I'll bump it up for you, Dave.
Sam Vara wrote:One might pose the same question regarding death: why is it dukkha, given that I'm not experiencing it now? Depending on circumstances, one might ask the same of any other the things which are identified as being dukkha.
Good point, Sam.

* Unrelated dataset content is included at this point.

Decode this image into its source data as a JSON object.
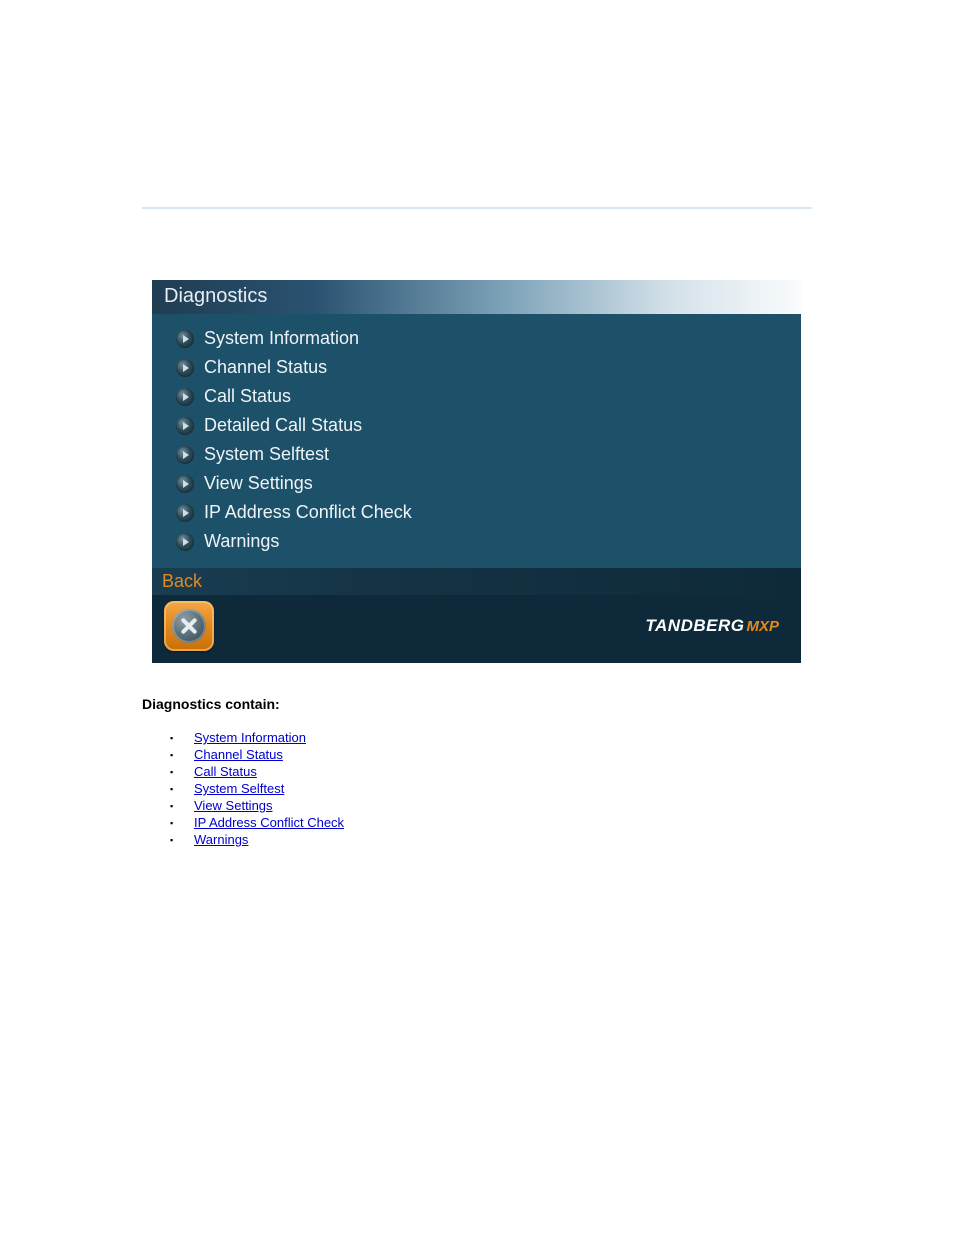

Death, like birth, is dukkha because we ARE experiencing it now. We’ll spend far more time experiencing the idea of, the prospect of, the meaning of, and the significance behind our impending death throughout this very life – along with any subsequent anxiety, fear, worry – than we will when it actually happens. These objective perspectives of birth and death as solely the actual event – while quite popular – completely disregard the extremely significant role which birth and death play in the present - as we are relentlessly aware of them as the two principal occurrences which represent the beginning and end of the existence of this SELF; beyond each of which lies a darkness and a nothingness with no end in sight. In comparison, the actual events seem very impersonal and only serve to state the obviousness about them. This knowledge, IMVHO, is borderline intangible when it comes to the pursuit of nibbana in this very life because it does not deal with the pain we are currently in NOW. Like right now as you read this. So why would it be the included in the first noble truth? What noble truth explains my current pain about birth and death?

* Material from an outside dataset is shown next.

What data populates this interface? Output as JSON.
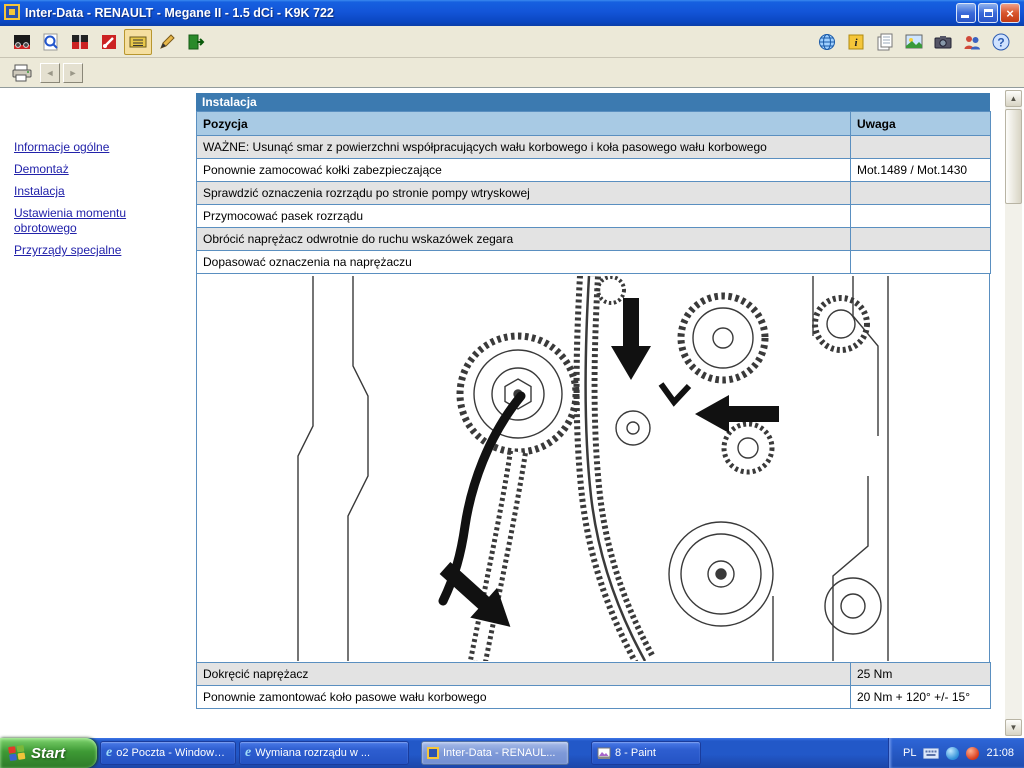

Yes, Spiny, I know the sutta translations SAY otherwise, but here it just doesn't add up.